Every organization handling Dangerous Goods knows (or ought to know) that employees meeting the definition of a “hazmat employee” need to be trained in accordance with 49 CFR, Part 172, Subpart H, unless otherwise excepted. Who’s a hazmat employee? The short version of the definition, from Part 171.8, is: “A person who … directly affects

Two (more) ways to make hazmat training stress-free

Last year, Labelmaster introduced five new online training courses to help Dangerous Goods pros relieve some of the stress of required hazmat training. Stress? What stress? Well, when you manage a shipping operation that handles Dangerous Goods, stress is part of the job description. And keeping hazmat employees compliantly trained and knowledgeable can be a

Remember these disasters? “Dang Good” training made sure they never happened.

This post is adapted from a presentation given at the 2017 Dangerous Goods Symposium by Gene Sanders, founder and manager of W.E. Train Consulting. Since we can abbreviate the words “hazardous materials” to “hazmat,” I say we shorten “Dangerous Goods training” to “Dang Good training.” It saves time, and it describes what we trainers hope

Dangerous Goods Symposium Day 3—Lithium Battery Day

Day 3 of the Dangerous Goods Symposium has, for the last few years, been known as “Lithium Battery Day.” It’s only a half day, but the always-vigorous discussion panel gives the 300 DG pros in attendance a full day’s worth of information to digest. We’ll get to highlights of today’s panel in a minute. But

Dangerous Goods Symposium Day 2—Dang Good Training

“We abbreviate’ hazardous materials’ to ‘hazmat,’” said Gene Sanders, kicking off Day 2 of the 2017 Dangerous Goods Symposium. “I say we shorten ‘Dangerous Goods training’ to ‘Dang Good training.’” Sanders, co-founder of W. E. Train Consulting, gave the 300 DG pros on hand an entertaining look at an assortment of horrific explosions, spills and

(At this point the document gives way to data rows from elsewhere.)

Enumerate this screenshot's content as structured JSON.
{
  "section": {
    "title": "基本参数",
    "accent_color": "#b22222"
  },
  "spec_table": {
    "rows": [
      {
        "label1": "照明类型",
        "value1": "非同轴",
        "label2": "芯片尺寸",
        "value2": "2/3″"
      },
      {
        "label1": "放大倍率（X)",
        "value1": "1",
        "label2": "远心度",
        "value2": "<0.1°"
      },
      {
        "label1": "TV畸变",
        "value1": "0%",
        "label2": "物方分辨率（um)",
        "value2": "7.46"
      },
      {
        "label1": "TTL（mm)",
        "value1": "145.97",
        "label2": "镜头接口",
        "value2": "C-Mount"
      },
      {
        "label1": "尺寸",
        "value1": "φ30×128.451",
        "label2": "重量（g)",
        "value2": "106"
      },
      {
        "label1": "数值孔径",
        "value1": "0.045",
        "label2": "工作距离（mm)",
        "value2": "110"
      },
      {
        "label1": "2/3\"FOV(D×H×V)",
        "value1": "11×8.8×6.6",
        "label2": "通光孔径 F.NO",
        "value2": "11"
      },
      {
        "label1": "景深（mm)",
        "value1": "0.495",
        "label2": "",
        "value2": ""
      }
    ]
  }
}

Dangerous Goods Symposium Day 1—Why aren’t DG pros more confident?

At 8 a.m. on a clear September day, Chicago’s historic Drake Hotel looks out over Lake Michigan waters still sparkling from the sunrise. But a different sort of outlook drew the focus of the Dangerous Goods professionals assembled for the 12th annual Dangerous Goods Symposium—a view that was far more serious. Day 1 of the

How online hazmat training can lower your blood pressure

When you manage a shipping operation that handles Dangerous Goods, stress is part of the job description. And keeping hazmat employees compliantly trained can be a major source of that elevated blood pressure. If you’re responsible for hazmat training, you have to: Determine who qualifies as a hazmat employee as defined by 49 CFR (§171.8) Determine